Metropolitan Planning Council
MPC staff at our 2015 summer retreat. We're at the Ping Tom Park Boathouse in Chinatown.
2015 was a busy but satisfying year here at the Metropolitan Planning Council. We launched new initiatives and found good homes for others we'd incubated over many years. We held a record number of events with a record number of attendees, and an annual luncheon that raised more money than any in our history.
Through it all, unsurprisingly, we learned some important lessons. And, being planners, we all have even bigger plans for this year. Here, a few MPCers weigh in on what they learned in 2015, and what they look forward to in 2016.
MarySue Barrett, MPC president
My New Year’s resolution is for MPC to do everything it can to get Chicagoland back on a healthy, balanced growth trajectory. Our “Grow Chicago” agenda starts with educating all of us about how we stack up. It’s not pretty: Minneapolis is a third of our size but growing five times as fast; Nashville grew as much yesterday as Chicago did in a whole year; and Houston is nipping at our heels for the #3 slot of largest American cities.
Being an optimist, I believe this compelling data is not meant to depress but to inspire all of us. Metropolitan Chicago has all the ingredients to be at the head of the pack on equitable growth. Those ingredients include committed leaders who work cross-sector, a transit network with available land nearby, a tech and entrepreneurial sector adding innovation to our economy and much more. My hope is that 2016 is the year we put the ingredients together in a recipe for growth that benefits all.
Mandy Burrell, MPC communications director
In 2015, MPC worked hard to combine original research with top-quality content to examine metropolitan Chicago’s slow population growth. Why our region is not growing as much as our peers—and how uneven our growth has been, in terms of what communities in our region are experiencing it and which are not—has been capturing people’s attention. We plan to delve more deeply into this unsolved issue in 2016.
Whether they’re leading up work to solve urban flooding, improve regional public transportation, re-imagine Chicago’s rivers or balance our region’s housing options, everyone at MPC is contributing to making our region the kind of place that businesses want to locate and people of all walks of life want to call home. I look forward to working with every one of my colleagues in 2016 to tell this story.
Sarah Cardona, MPC associate
In 2016, as I enter my first full calendar year at MPC, my resolution is to blog more! I have always loved to write, and I want to utilize blogging as a vehicle through which I can explore my thinking around complex issues like preparing for climate change and better managing our natural resources. These topics are at the heart of MPC’s work and my own interests in sustainable growth in our Chicagoland communities.
Josh Ellis, MPC director
My resolution in 2016 is a little work, a little play.
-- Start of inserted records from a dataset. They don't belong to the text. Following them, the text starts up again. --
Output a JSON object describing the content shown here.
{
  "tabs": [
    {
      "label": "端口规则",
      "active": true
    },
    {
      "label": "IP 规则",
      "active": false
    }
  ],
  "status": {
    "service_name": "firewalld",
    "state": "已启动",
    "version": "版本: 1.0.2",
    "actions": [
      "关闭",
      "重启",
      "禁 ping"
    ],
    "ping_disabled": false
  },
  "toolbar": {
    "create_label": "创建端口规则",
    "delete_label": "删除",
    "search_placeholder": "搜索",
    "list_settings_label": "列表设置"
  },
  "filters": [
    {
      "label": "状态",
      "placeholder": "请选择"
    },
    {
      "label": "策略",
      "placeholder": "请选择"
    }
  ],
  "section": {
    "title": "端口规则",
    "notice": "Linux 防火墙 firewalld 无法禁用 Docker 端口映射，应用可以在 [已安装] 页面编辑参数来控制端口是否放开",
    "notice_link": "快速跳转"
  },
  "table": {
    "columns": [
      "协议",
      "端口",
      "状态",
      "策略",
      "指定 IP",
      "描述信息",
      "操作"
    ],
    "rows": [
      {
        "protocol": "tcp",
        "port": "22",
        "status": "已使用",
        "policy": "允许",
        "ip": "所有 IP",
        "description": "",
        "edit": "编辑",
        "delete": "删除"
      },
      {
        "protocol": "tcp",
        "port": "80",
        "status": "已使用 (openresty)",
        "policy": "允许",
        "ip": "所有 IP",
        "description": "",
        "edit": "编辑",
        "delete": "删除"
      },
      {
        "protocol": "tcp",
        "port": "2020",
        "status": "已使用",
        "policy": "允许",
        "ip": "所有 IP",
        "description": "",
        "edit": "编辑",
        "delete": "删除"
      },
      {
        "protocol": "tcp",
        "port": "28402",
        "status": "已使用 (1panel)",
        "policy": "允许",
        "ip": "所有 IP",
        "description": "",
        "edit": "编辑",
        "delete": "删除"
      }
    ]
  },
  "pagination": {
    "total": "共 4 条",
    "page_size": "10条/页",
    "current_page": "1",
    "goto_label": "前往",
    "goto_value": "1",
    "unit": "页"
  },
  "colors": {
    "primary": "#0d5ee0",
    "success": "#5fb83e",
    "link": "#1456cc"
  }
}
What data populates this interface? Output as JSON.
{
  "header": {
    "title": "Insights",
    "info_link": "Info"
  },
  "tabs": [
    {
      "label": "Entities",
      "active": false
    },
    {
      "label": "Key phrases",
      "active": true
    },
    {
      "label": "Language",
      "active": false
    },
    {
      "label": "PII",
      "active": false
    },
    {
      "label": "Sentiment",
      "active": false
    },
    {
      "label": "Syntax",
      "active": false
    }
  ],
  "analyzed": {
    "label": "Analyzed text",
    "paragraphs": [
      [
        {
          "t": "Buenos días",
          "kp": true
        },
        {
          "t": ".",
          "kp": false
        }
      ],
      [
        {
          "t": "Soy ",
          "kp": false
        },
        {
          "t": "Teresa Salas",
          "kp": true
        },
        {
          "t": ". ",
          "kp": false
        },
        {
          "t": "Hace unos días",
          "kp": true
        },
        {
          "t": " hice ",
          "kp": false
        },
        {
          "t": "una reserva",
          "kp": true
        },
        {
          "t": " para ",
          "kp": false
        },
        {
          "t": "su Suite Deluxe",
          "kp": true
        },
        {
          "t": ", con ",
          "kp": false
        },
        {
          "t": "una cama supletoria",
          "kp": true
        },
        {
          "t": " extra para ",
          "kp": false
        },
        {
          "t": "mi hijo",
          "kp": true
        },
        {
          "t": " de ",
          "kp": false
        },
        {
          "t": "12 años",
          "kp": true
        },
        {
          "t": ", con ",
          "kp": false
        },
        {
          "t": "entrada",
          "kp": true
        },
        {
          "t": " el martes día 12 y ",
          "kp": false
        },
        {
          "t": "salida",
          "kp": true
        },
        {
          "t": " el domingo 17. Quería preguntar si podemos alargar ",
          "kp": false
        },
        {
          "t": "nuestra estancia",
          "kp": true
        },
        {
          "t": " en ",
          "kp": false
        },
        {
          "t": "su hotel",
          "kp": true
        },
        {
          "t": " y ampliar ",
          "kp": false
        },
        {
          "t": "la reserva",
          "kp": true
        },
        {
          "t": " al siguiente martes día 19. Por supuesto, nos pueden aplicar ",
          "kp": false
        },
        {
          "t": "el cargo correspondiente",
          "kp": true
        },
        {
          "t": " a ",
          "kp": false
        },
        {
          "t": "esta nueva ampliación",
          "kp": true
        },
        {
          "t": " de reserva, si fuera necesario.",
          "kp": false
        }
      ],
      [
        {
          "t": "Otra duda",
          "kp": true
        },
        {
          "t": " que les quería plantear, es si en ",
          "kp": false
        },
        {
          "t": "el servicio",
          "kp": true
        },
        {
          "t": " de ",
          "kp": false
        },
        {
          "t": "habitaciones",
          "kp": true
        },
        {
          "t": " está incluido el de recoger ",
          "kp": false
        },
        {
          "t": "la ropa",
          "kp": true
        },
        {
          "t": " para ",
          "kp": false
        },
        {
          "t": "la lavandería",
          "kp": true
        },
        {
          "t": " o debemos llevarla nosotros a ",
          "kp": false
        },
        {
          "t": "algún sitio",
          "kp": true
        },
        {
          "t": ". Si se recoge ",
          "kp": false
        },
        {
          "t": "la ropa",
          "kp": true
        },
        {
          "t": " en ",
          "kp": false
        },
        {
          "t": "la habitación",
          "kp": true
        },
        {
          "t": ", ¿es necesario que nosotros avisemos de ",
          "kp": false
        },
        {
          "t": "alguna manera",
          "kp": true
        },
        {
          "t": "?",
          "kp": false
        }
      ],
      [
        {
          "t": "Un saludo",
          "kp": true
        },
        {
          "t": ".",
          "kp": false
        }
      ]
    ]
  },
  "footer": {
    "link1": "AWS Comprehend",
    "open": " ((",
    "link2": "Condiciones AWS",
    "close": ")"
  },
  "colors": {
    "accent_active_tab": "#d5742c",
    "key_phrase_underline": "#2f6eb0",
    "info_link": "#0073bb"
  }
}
Through Great Rivers Chicago we’ve been examining the feasibility of continuous riverfront trails throughout Chicago, which would be an investment equally good for access to jobs, providing recreational opportunities, improving public health and connecting communities. We know that because of the impact of many of the region’s other waterfront trails—the Lakefront Trail, Des Plaines River Trail, Fox River Trail, CalSag Trail and Centennial Trail to name a few. My resolution? Go run, ride or walk em all!
Chrissy Mancini Nichols, MPC director of research
I found a stat last year that showed Chicago wasn’t growing as much as our peer cities and regions—I’m looking at you, Houston, Minneapolis and Nashville—so I set out to figure out why. This region should be top of the charts because it’s the place that could grow the most sustainably in the U.S.—access to fresh water, little threat of natural disasters, a transit system for commuters.
Now, though, it turns out I’m one of the people headed for another city—New York. Through my research I’ve learned that the reasons Chicagoland isn’t growing are complicated, but there are solutions. Even as I’m about to start my next chapter, I look forward to continuing to dive into the data on growing the City That Works—and a region that will always have my heart.
Ariel Ranieri, MPC communications associate
As a non-planner on the MPC team, I feel like I learn something every day about the way our city, region or state functions (or doesn't function, as the case may be). My biggest learning curve this year has been all of the digging we've done for our Great Rivers Chicago project: Who's in charge of Chicago's rivers, for instance, is a way more complicated question than you might imagine.
One of my favorite aspects of my job is helping staff explain to non-planners like me how the work that we do here affects their lives. As a matter of fact, even explaining what we do can be difficult. In 2016, I'm looking forward to helping MPCers craft an ever more compelling portrait of MPC and the work we do.
Madeline Shepherd, MPC associate
In 2016 I want to commit to getting around differently. I live in a neighborhood with lots of amenities and excellent transit access, which I take full advantage of. But too often I hail a cab when I could take the bus, or take the train when I could ride my bicycle (especially to the office). With just a few more trips each week by bike, I could hit many traditional resolutions with one stone: exercise more, improve my mood, lower my stress levels and take in more of my neighborhoods and other great places in Chicago. It may be zero degrees out right now, but come Spring, that bike will be waiting for me!